This QR code tour is dedicated as a gift to The Wayne County Historical Society in memory of Richard "Dick" Kreitner, a great friend who inspired my interest in local history and also the idea of keeping it alive by passing it on to generations. Dick once said, "tell your children and grandchildren how fun history is."
In today's times, where technology has seem to have taken over, we are hopeful that including it in this program may make it exciting to the younger generation.
Pickup a Greater Honesdale Partnership brochure at the Wayne County Visitors Center or a local merchant and explore the "Historic Walking Tour" which was prepared by Dick Kreitner many years ago. Scan the code that you find on the property and learn more about it. It's like having a private tour guide with you as you explore Honesdale. You will be amazed at what we have here! If you cannot find a QR code badge on the property, please call Jeff 570-470-9532 for more information.
Thanks for exploring Honesdale, get out and Enjoy it!
Thank you Mr. Kreitner for "setting the table" for us to feed our hunger for history!
About Mr. Kreitner.....
Dick, as he was universally known, was born in Honesdale on September 26, 1927, to Bernice and Louis O. "Doc" Kreitner, and grew up in Honesdale and Walton, New York. He graduated from Honesdale High School in 1945 and joined the U.S. Navy the next summer, being sworn in on V-J Day
After a year at Susquehanna University and another stint in the Navy, he returned to Honesdale and opened Kreitner's Restaurant on Tenth Street in 1954. Kreitner's remained a community landmark until it closed in 1987: everyone in town ate there, and half of the town now between the ages of forty and seventy worked there at one time or another. Younger readers will remember his column, "Kreitner's Cooking Corner," first in the Weekly Almanac and then in the Wayne Independent, in which he shared recipes from the restaurant, from his readers, and from the growing pile of eccentric cookbooks in his basement.

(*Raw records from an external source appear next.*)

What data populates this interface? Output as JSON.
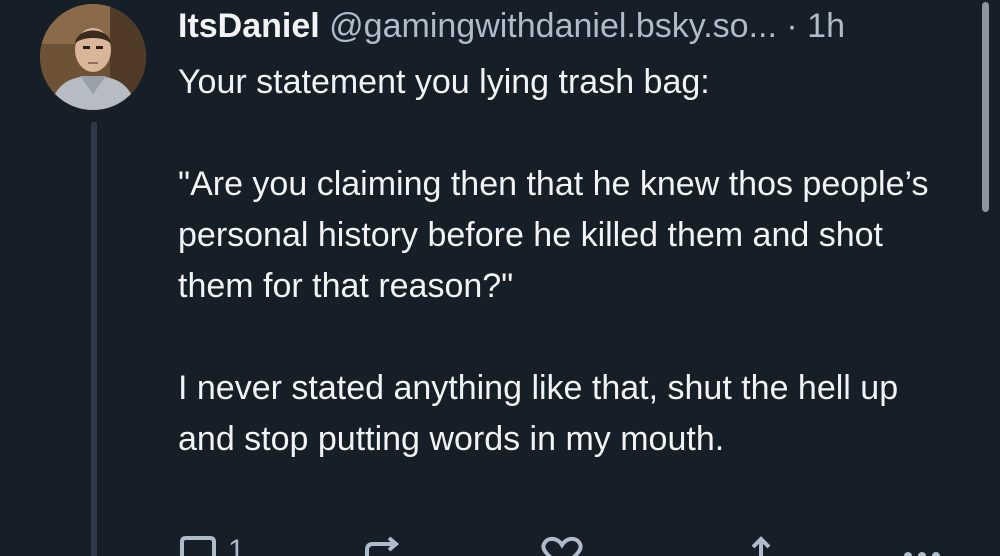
{
  "post": {
    "display_name": "ItsDaniel",
    "handle": "@gamingwithdaniel.bsky.so...",
    "separator": "·",
    "time": "1h",
    "paragraphs": [
      "Your statement you lying trash bag:",
      "\"Are you claiming then that he knew thos people’s personal history before he killed them and shot them for that reason?\"",
      "I never stated anything like that, shut the hell up and stop putting words in my mouth."
    ]
  },
  "actions": {
    "reply_count": "1",
    "icons": [
      "reply-icon",
      "repost-icon",
      "like-icon",
      "share-icon",
      "more-icon"
    ]
  },
  "colors": {
    "background": "#161e27",
    "text": "#f1f3f5",
    "muted": "#aebbc9",
    "thread_line": "#2e3a47"
  }
}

Besides the restaurant, he is best remembered for a life of community service, which for a time included elective office-he joined the Honesdale Borough Council in 1978 to 1982 and was elected Mayor for two terms, from 1982 to 1990, which ended only when he moved out of the borough-but which in one way or another was a great part of his life all his life. He was a lifelong member and an elder of the First Presbyterian Church; he was active with the Boy Scouts from the time he joined Troop 1 at eleven till days before he died, serving as Scoutmaster of Troop 1 for several years in the late 1960s and early 1970s and winning the Silver Beaver Award in 1977; he was, at last count, a twelve-gallon blood donor for the Red Cross; he was a sixty-year member of Protection Engine Company No. 3; and for many years he was active in Jaycees, the Masons, and the Shriners.
His spare time, such as it was, was filled with music (church choir, Wayne Choralaires, Barbershoppers), the visual arts (he was an accomplished woodcarver, responsible for a number of well-known wooden eagles around town, and stained-glass craftsman), and local history.
He was active in the Wayne County Historical Society, earning their Lifetime Achievement Award in 2012, and was the guiding force and until shortly before his death, he was the actual guide for the Old Stone Jail. The eagle, hand carved by Dick himself, that hung on the wall at Kreitner's restaurant was given to Jeff and Sue Hiller by The Kreitner Family when they owned the Trackside Grill. The Hiller's have donated it to The Wayne County Historical Society Museum where it can be enjoyed by visitors for generations.